Entries from a dataset of interfaces:
◇ ◇ ◇ ◇ ◇ ◇ ◇

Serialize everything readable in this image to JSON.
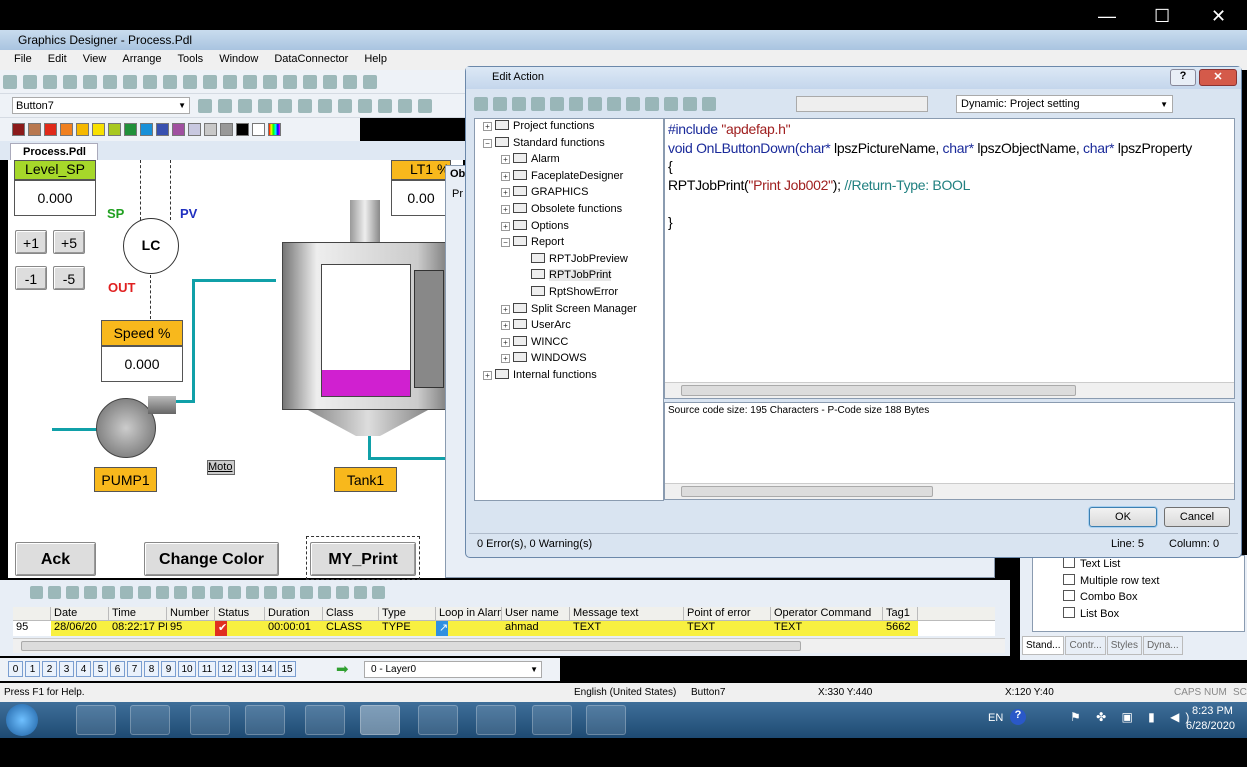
{
  "window": {
    "title": "Graphics Designer - Process.Pdl",
    "minimize": "—",
    "maximize": "☐",
    "close": "✕"
  },
  "menu": [
    "File",
    "Edit",
    "View",
    "Arrange",
    "Tools",
    "Window",
    "DataConnector",
    "Help"
  ],
  "object_combo": "Button7",
  "palette": [
    "#8b1a1a",
    "#b87850",
    "#e02a1a",
    "#f08020",
    "#f5b800",
    "#f8e000",
    "#a8c820",
    "#20903a",
    "#1890d8",
    "#3850b0",
    "#a050a0",
    "#c8c8e0",
    "#c8c8c8",
    "#989898",
    "#000000",
    "#ffffff"
  ],
  "doc_tab": {
    "label": "Process.Pdl",
    "close": "✕"
  },
  "canvas": {
    "level_sp": {
      "label": "Level_SP",
      "value": "0.000"
    },
    "step_buttons": [
      "+1",
      "+5",
      "-1",
      "-5"
    ],
    "sp": "SP",
    "pv": "PV",
    "lc": "LC",
    "out": "OUT",
    "speed": {
      "label": "Speed %",
      "value": "0.000"
    },
    "lt1": {
      "label": "LT1 %",
      "value": "0.00"
    },
    "pump": "PUMP1",
    "tank": "Tank1",
    "motor": "Moto",
    "buttons": {
      "ack": "Ack",
      "change_color": "Change Color",
      "my_print": "MY_Print"
    },
    "colors": {
      "pipe": "#10a0a8",
      "header_green": "#a6d82a",
      "header_orange": "#f8b81c",
      "tank_liquid": "#d020d0"
    }
  },
  "behind_panel": {
    "obj_tab": "Obj",
    "pr_tab": "Pr"
  },
  "dialog": {
    "title": "Edit Action",
    "help": "?",
    "close": "✕",
    "dynamic_select": "Dynamic: Project setting",
    "tree": [
      {
        "label": "Project functions",
        "level": 0,
        "exp": "+"
      },
      {
        "label": "Standard functions",
        "level": 0,
        "exp": "−"
      },
      {
        "label": "Alarm",
        "level": 1,
        "exp": "+"
      },
      {
        "label": "FaceplateDesigner",
        "level": 1,
        "exp": "+"
      },
      {
        "label": "GRAPHICS",
        "level": 1,
        "exp": "+"
      },
      {
        "label": "Obsolete functions",
        "level": 1,
        "exp": "+"
      },
      {
        "label": "Options",
        "level": 1,
        "exp": "+"
      },
      {
        "label": "Report",
        "level": 1,
        "exp": "−"
      },
      {
        "label": "RPTJobPreview",
        "level": 2,
        "exp": ""
      },
      {
        "label": "RPTJobPrint",
        "level": 2,
        "exp": ""
      },
      {
        "label": "RptShowError",
        "level": 2,
        "exp": ""
      },
      {
        "label": "Split Screen Manager",
        "level": 1,
        "exp": "+"
      },
      {
        "label": "UserArc",
        "level": 1,
        "exp": "+"
      },
      {
        "label": "WINCC",
        "level": 1,
        "exp": "+"
      },
      {
        "label": "WINDOWS",
        "level": 1,
        "exp": "+"
      },
      {
        "label": "Internal functions",
        "level": 0,
        "exp": "+"
      }
    ],
    "code": {
      "l1a": "#include ",
      "l1b": "\"apdefap.h\"",
      "l2a": "void OnLButtonDown(",
      "l2b": "char*",
      "l2c": " lpszPictureName, ",
      "l2d": "char*",
      "l2e": " lpszObjectName, ",
      "l2f": "char*",
      "l2g": " lpszProperty",
      "l3": "{",
      "l4a": "RPTJobPrint(",
      "l4b": "\"Print Job002\"",
      "l4c": ");   ",
      "l4d": "//Return-Type: BOOL",
      "l6": "}"
    },
    "output": "Source code size: 195 Characters - P-Code size 188 Bytes",
    "ok": "OK",
    "cancel": "Cancel",
    "status": {
      "errors": "0 Error(s), 0 Warning(s)",
      "line": "Line: 5",
      "column": "Column: 0"
    }
  },
  "right_panel": {
    "items": [
      "Text List",
      "Multiple row text",
      "Combo Box",
      "List Box"
    ],
    "tabs": [
      "Stand...",
      "Contr...",
      "Styles",
      "Dyna..."
    ]
  },
  "alarm_table": {
    "columns": [
      "",
      "Date",
      "Time",
      "Number",
      "Status",
      "Duration",
      "Class",
      "Type",
      "Loop in Alarm",
      "User name",
      "Message text",
      "Point of error",
      "Operator Command",
      "Tag1"
    ],
    "rows": [
      [
        "95",
        "28/06/20",
        "08:22:17 PM",
        "95",
        "✔",
        "00:00:01",
        "CLASS",
        "TYPE",
        "↗",
        "ahmad",
        "TEXT",
        "TEXT",
        "TEXT",
        "5662"
      ]
    ],
    "row_color": "#f8f040"
  },
  "layers": {
    "buttons": [
      "0",
      "1",
      "2",
      "3",
      "4",
      "5",
      "6",
      "7",
      "8",
      "9",
      "10",
      "11",
      "12",
      "13",
      "14",
      "15"
    ],
    "selected": "0 - Layer0"
  },
  "statusbar": {
    "help": "Press F1 for Help.",
    "language": "English (United States)",
    "object": "Button7",
    "position": "X:330 Y:440",
    "size": "X:120 Y:40",
    "caps": "CAPS",
    "num": "NUM",
    "scrl": "SCRL"
  },
  "taskbar": {
    "lang": "EN",
    "time": "8:23 PM",
    "date": "6/28/2020"
  }
}
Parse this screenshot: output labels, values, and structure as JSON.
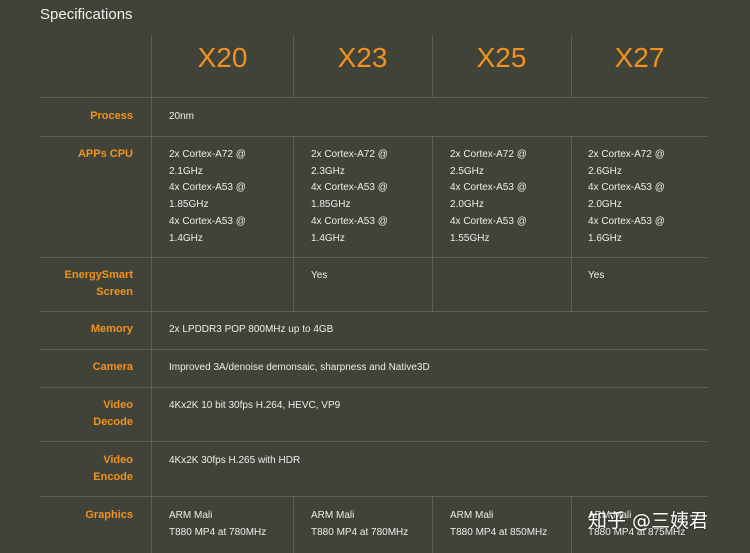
{
  "title": "Specifications",
  "models": [
    "X20",
    "X23",
    "X25",
    "X27"
  ],
  "rows": {
    "process": {
      "label": [
        "Process"
      ],
      "value": "20nm"
    },
    "apps_cpu": {
      "label": [
        "APPs CPU"
      ],
      "cells": [
        [
          "2x Cortex-A72 @",
          "2.1GHz",
          "4x Cortex-A53 @",
          "1.85GHz",
          "4x Cortex-A53 @",
          "1.4GHz"
        ],
        [
          "2x Cortex-A72 @",
          "2.3GHz",
          "4x Cortex-A53 @",
          "1.85GHz",
          "4x Cortex-A53 @",
          "1.4GHz"
        ],
        [
          "2x Cortex-A72 @",
          "2.5GHz",
          "4x Cortex-A53 @",
          "2.0GHz",
          "4x Cortex-A53 @",
          "1.55GHz"
        ],
        [
          "2x Cortex-A72 @",
          "2.6GHz",
          "4x Cortex-A53 @",
          "2.0GHz",
          "4x Cortex-A53 @",
          "1.6GHz"
        ]
      ]
    },
    "energysmart": {
      "label": [
        "EnergySmart",
        "Screen"
      ],
      "cells": [
        "",
        "Yes",
        "",
        "Yes"
      ]
    },
    "memory": {
      "label": [
        "Memory"
      ],
      "value": "2x LPDDR3 POP 800MHz up to 4GB"
    },
    "camera": {
      "label": [
        "Camera"
      ],
      "value": "Improved 3A/denoise demonsaic, sharpness and Native3D"
    },
    "video_decode": {
      "label": [
        "Video",
        "Decode"
      ],
      "value": "4Kx2K 10 bit 30fps H.264, HEVC, VP9"
    },
    "video_encode": {
      "label": [
        "Video",
        "Encode"
      ],
      "value": "4Kx2K 30fps H.265 with HDR"
    },
    "graphics": {
      "label": [
        "Graphics"
      ],
      "cells": [
        [
          "ARM Mali",
          "T880 MP4 at 780MHz"
        ],
        [
          "ARM Mali",
          "T880 MP4 at 780MHz"
        ],
        [
          "ARM Mali",
          "T880 MP4 at 850MHz"
        ],
        [
          "ARM Mali",
          "T880 MP4 at 875MHz"
        ]
      ]
    }
  },
  "watermark": "知乎 @三姨君"
}
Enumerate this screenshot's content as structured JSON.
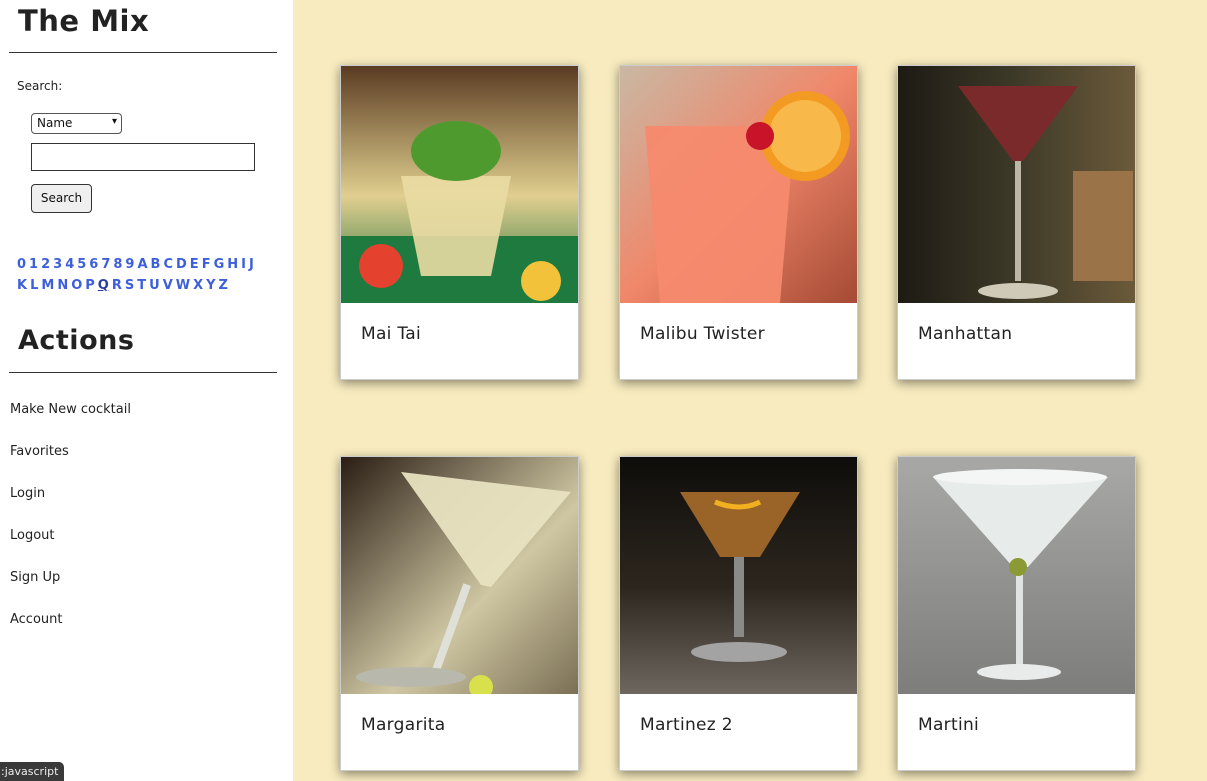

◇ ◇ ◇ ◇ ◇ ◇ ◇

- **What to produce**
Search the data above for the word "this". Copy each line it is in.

- **Your response**
Serialize everything readable in this image to JSON.
Parse this screenshot: output labels, values, and structure as JSON.
Enumerate this screenshot's content as structured JSON.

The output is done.